> _MATERIAL SUPPLIED_
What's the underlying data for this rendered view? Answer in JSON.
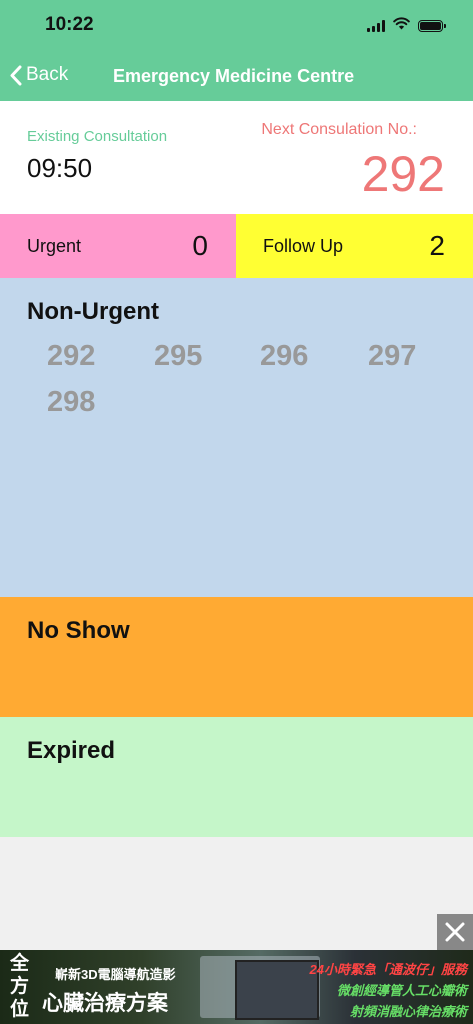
{
  "status_bar": {
    "time": "10:22"
  },
  "nav": {
    "back_label": "Back",
    "title": "Emergency Medicine Centre"
  },
  "consultation": {
    "existing_label": "Existing Consultation",
    "existing_time": "09:50",
    "next_label": "Next Consulation No.:",
    "next_number": "292"
  },
  "counts": {
    "urgent_label": "Urgent",
    "urgent_count": "0",
    "follow_up_label": "Follow Up",
    "follow_up_count": "2"
  },
  "sections": {
    "non_urgent_title": "Non-Urgent",
    "non_urgent_numbers": [
      "292",
      "295",
      "296",
      "297",
      "298"
    ],
    "no_show_title": "No Show",
    "expired_title": "Expired"
  },
  "ad": {
    "left_text": "全方位",
    "line1": "嶄新3D電腦導航造影",
    "line2": "心臟治療方案",
    "right1": "24小時緊急「通波仔」服務",
    "right2": "微創經導管人工心瓣術",
    "right3": "射頻消融心律治療術"
  },
  "icons": {
    "back": "chevron-left-icon",
    "signal": "signal-icon",
    "wifi": "wifi-icon",
    "battery": "battery-icon",
    "ad_close": "close-icon"
  },
  "colors": {
    "header": "#66cc99",
    "accent_text": "#66cc99",
    "next_number": "#ee7777",
    "urgent_bg": "#ff99cc",
    "follow_up_bg": "#ffff33",
    "non_urgent_bg": "#c2d7ec",
    "no_show_bg": "#ffaa33",
    "expired_bg": "#c5f6c9",
    "queue_number": "#999999"
  }
}
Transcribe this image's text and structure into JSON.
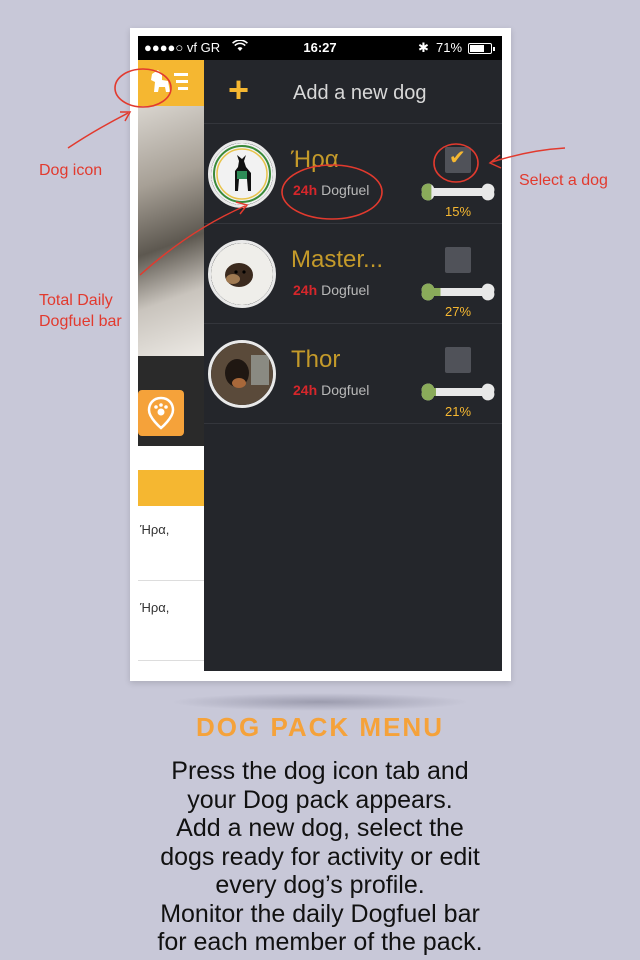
{
  "status_bar": {
    "carrier": "●●●●○ vf GR",
    "time": "16:27",
    "battery": "71%",
    "battery_level": 0.71
  },
  "background_app": {
    "row_texts": [
      "Ήρα,",
      "Ήρα,"
    ]
  },
  "drawer": {
    "add_label": "Add a new dog",
    "dogs": [
      {
        "name": "Ήρα",
        "hours": "24h",
        "fuel_label": "Dogfuel",
        "selected": true,
        "fuel_percent": "15%",
        "fuel_value": 0.15
      },
      {
        "name": "Master...",
        "hours": "24h",
        "fuel_label": "Dogfuel",
        "selected": false,
        "fuel_percent": "27%",
        "fuel_value": 0.27
      },
      {
        "name": "Thor",
        "hours": "24h",
        "fuel_label": "Dogfuel",
        "selected": false,
        "fuel_percent": "21%",
        "fuel_value": 0.21
      }
    ]
  },
  "annotations": {
    "dog_icon": "Dog icon",
    "select_dog": "Select a dog",
    "total_daily": "Total Daily",
    "dogfuel_bar": "Dogfuel bar"
  },
  "caption": {
    "title": "DOG PACK MENU",
    "lines": [
      "Press the dog icon tab and",
      "your Dog pack appears.",
      "Add a new dog, select the",
      "dogs ready for activity or edit",
      "every dog’s profile.",
      "Monitor the daily Dogfuel bar",
      "for each member of the pack."
    ]
  },
  "colors": {
    "accent": "#f5b731",
    "drawer_bg": "#24262b",
    "annotation": "#e23a2e",
    "dog_name": "#c49a2a",
    "hours_red": "#d6262b",
    "bone_green": "#8aab5a"
  }
}
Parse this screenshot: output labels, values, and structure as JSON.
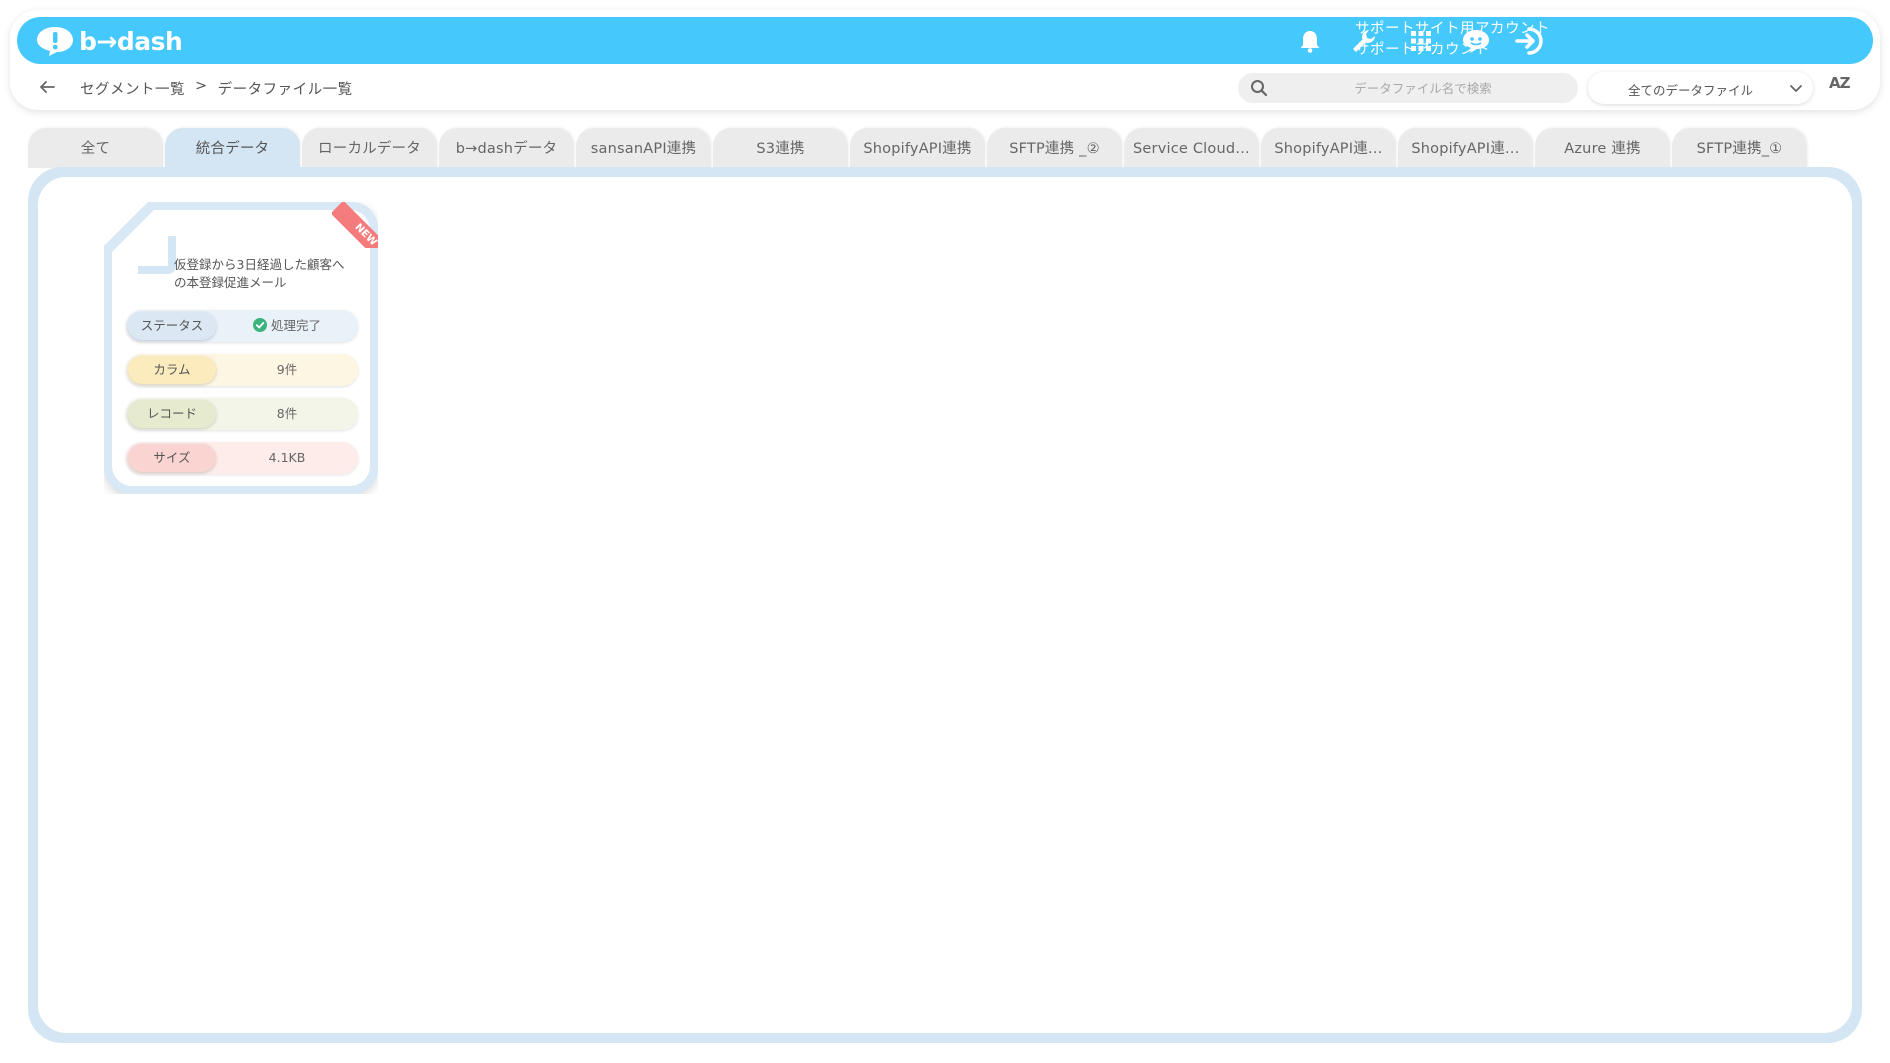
{
  "header": {
    "logo_text": "b→dash",
    "account_line1": "サポートサイト用アカウント",
    "account_line2": "サポートアカウント",
    "icons": [
      "bell-icon",
      "wrench-icon",
      "apps-grid-icon",
      "support-chat-icon",
      "logout-icon"
    ],
    "brand_color": "#45c8fb"
  },
  "subbar": {
    "breadcrumb_parent": "セグメント一覧",
    "breadcrumb_separator": ">",
    "breadcrumb_current": "データファイル一覧",
    "search_placeholder": "データファイル名で検索",
    "filter_selected": "全てのデータファイル",
    "sort_label": "AZ"
  },
  "tabs": [
    {
      "label": "全て",
      "active": false
    },
    {
      "label": "統合データ",
      "active": true
    },
    {
      "label": "ローカルデータ",
      "active": false
    },
    {
      "label": "b→dashデータ",
      "active": false
    },
    {
      "label": "sansanAPI連携",
      "active": false
    },
    {
      "label": "S3連携",
      "active": false
    },
    {
      "label": "ShopifyAPI連携",
      "active": false
    },
    {
      "label": "SFTP連携 _②",
      "active": false
    },
    {
      "label": "Service Cloud…",
      "active": false
    },
    {
      "label": "ShopifyAPI連…",
      "active": false
    },
    {
      "label": "ShopifyAPI連…",
      "active": false
    },
    {
      "label": "Azure 連携",
      "active": false
    },
    {
      "label": "SFTP連携_①",
      "active": false
    }
  ],
  "cards": [
    {
      "badge": "NEW",
      "title": "仮登録から3日経過した顧客への本登録促進メール",
      "status_label": "ステータス",
      "status_value": "処理完了",
      "column_label": "カラム",
      "column_value": "9件",
      "record_label": "レコード",
      "record_value": "8件",
      "size_label": "サイズ",
      "size_value": "4.1KB"
    }
  ]
}
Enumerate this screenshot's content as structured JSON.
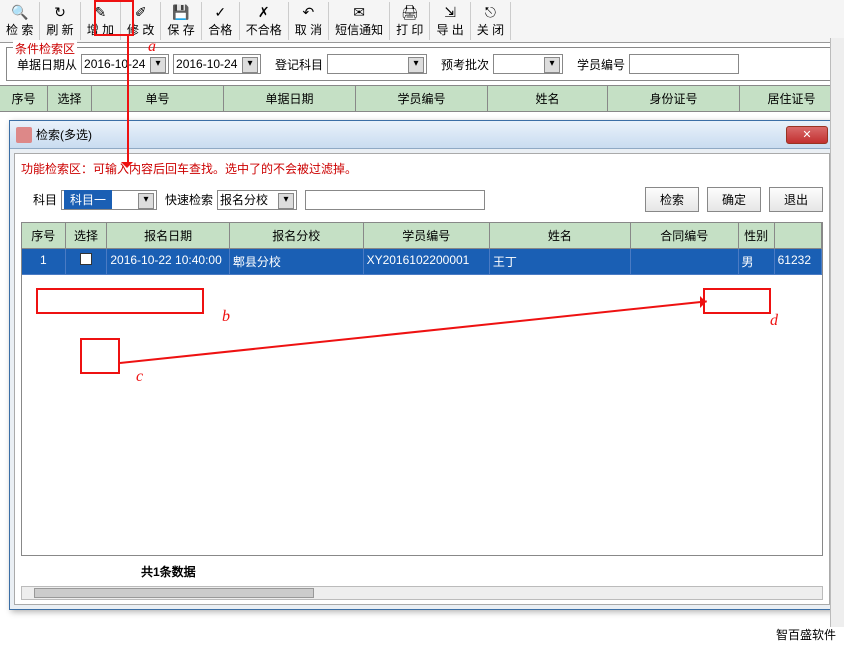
{
  "toolbar": [
    {
      "icon": "🔍",
      "label": "检 索"
    },
    {
      "icon": "↻",
      "label": "刷 新"
    },
    {
      "icon": "✎",
      "label": "增 加"
    },
    {
      "icon": "✐",
      "label": "修 改"
    },
    {
      "icon": "💾",
      "label": "保 存"
    },
    {
      "icon": "✓",
      "label": "合格"
    },
    {
      "icon": "✗",
      "label": "不合格"
    },
    {
      "icon": "↶",
      "label": "取 消"
    },
    {
      "icon": "✉",
      "label": "短信通知"
    },
    {
      "icon": "🖨",
      "label": "打 印"
    },
    {
      "icon": "⇲",
      "label": "导 出"
    },
    {
      "icon": "⎋",
      "label": "关 闭"
    }
  ],
  "cond": {
    "title": "条件检索区",
    "date_label": "单据日期从",
    "date_from": "2016-10-24",
    "date_to": "2016-10-24",
    "reg_subject_label": "登记科目",
    "pre_batch_label": "预考批次",
    "student_no_label": "学员编号"
  },
  "main_cols": [
    "序号",
    "选择",
    "单号",
    "单据日期",
    "学员编号",
    "姓名",
    "身份证号",
    "居住证号"
  ],
  "dialog": {
    "title": "检索(多选)",
    "hint": "功能检索区：可输入内容后回车查找。选中了的不会被过滤掉。",
    "subject_label": "科目",
    "subject_value": "科目一",
    "quick_label": "快速检索",
    "quick_value": "报名分校",
    "btn_search": "检索",
    "btn_ok": "确定",
    "btn_exit": "退出",
    "sub_cols": [
      "序号",
      "选择",
      "报名日期",
      "报名分校",
      "学员编号",
      "姓名",
      "合同编号",
      "性别",
      ""
    ],
    "row": {
      "no": "1",
      "date": "2016-10-22 10:40:00",
      "branch": "郫县分校",
      "student_no": "XY2016102200001",
      "name": "王丁",
      "contract": "",
      "gender": "男",
      "extra": "61232"
    },
    "count": "共1条数据"
  },
  "annotations": {
    "a": "a",
    "b": "b",
    "c": "c",
    "d": "d"
  },
  "brand": "智百盛软件"
}
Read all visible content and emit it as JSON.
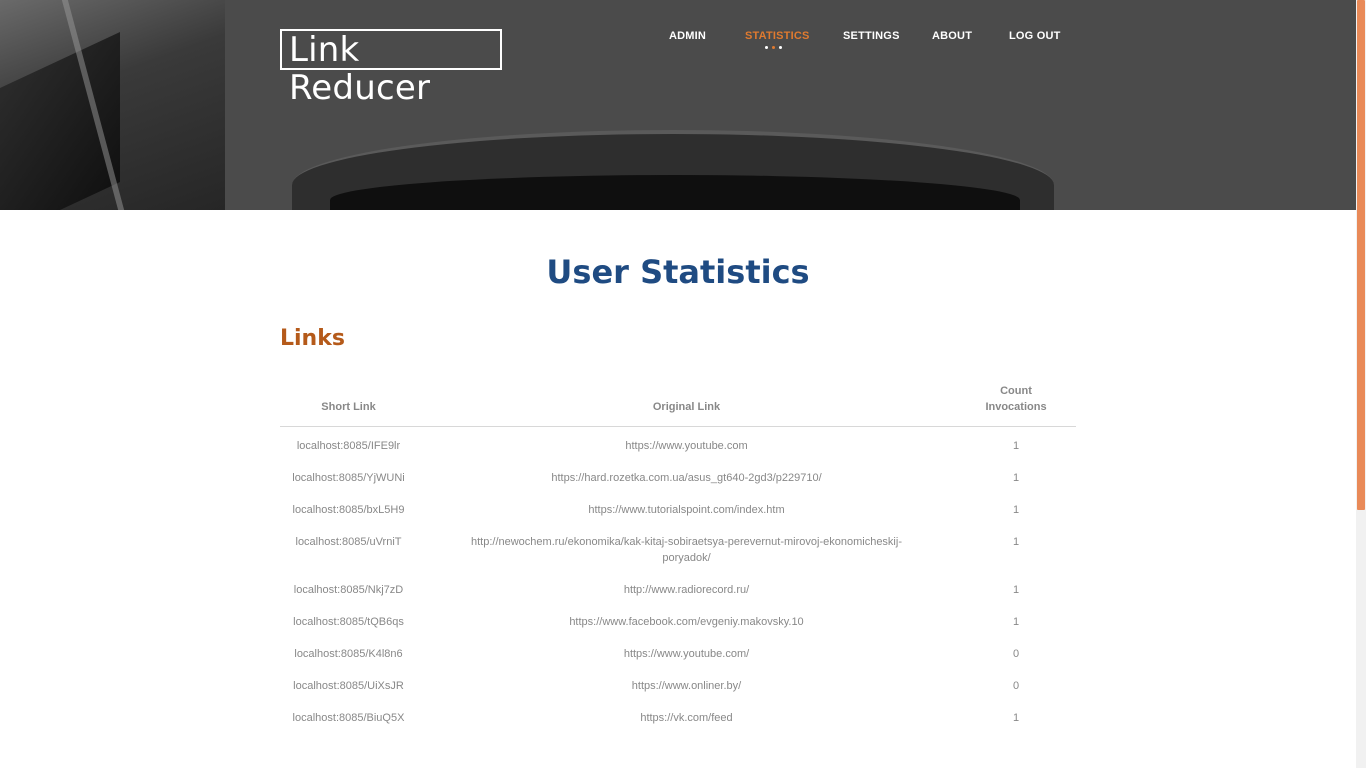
{
  "header": {
    "logo": "Link Reducer",
    "nav": [
      {
        "label": "ADMIN",
        "active": false
      },
      {
        "label": "STATISTICS",
        "active": true
      },
      {
        "label": "SETTINGS",
        "active": false
      },
      {
        "label": "ABOUT",
        "active": false
      },
      {
        "label": "LOG OUT",
        "active": false
      }
    ]
  },
  "main": {
    "title": "User Statistics",
    "section_title": "Links",
    "table": {
      "columns": [
        "Short Link",
        "Original Link",
        "Count Invocations"
      ],
      "rows": [
        {
          "short": "localhost:8085/IFE9lr",
          "original": "https://www.youtube.com",
          "count": "1"
        },
        {
          "short": "localhost:8085/YjWUNi",
          "original": "https://hard.rozetka.com.ua/asus_gt640-2gd3/p229710/",
          "count": "1"
        },
        {
          "short": "localhost:8085/bxL5H9",
          "original": "https://www.tutorialspoint.com/index.htm",
          "count": "1"
        },
        {
          "short": "localhost:8085/uVrniT",
          "original": "http://newochem.ru/ekonomika/kak-kitaj-sobiraetsya-perevernut-mirovoj-ekonomicheskij-poryadok/",
          "count": "1"
        },
        {
          "short": "localhost:8085/Nkj7zD",
          "original": "http://www.radiorecord.ru/",
          "count": "1"
        },
        {
          "short": "localhost:8085/tQB6qs",
          "original": "https://www.facebook.com/evgeniy.makovsky.10",
          "count": "1"
        },
        {
          "short": "localhost:8085/K4l8n6",
          "original": "https://www.youtube.com/",
          "count": "0"
        },
        {
          "short": "localhost:8085/UiXsJR",
          "original": "https://www.onliner.by/",
          "count": "0"
        },
        {
          "short": "localhost:8085/BiuQ5X",
          "original": "https://vk.com/feed",
          "count": "1"
        }
      ]
    }
  },
  "colors": {
    "accent": "#e07a2f",
    "title": "#1f4b82",
    "section": "#b55a1a",
    "scroll_thumb": "#e98a58"
  }
}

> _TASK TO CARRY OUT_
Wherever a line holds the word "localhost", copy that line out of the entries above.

> _EXERCISE SOLUTION_
          "short": "localhost:8085/IFE9lr",
          "short": "localhost:8085/YjWUNi",
          "short": "localhost:8085/bxL5H9",
          "short": "localhost:8085/uVrniT",
          "short": "localhost:8085/Nkj7zD",
          "short": "localhost:8085/tQB6qs",
          "short": "localhost:8085/K4l8n6",
          "short": "localhost:8085/UiXsJR",
          "short": "localhost:8085/BiuQ5X",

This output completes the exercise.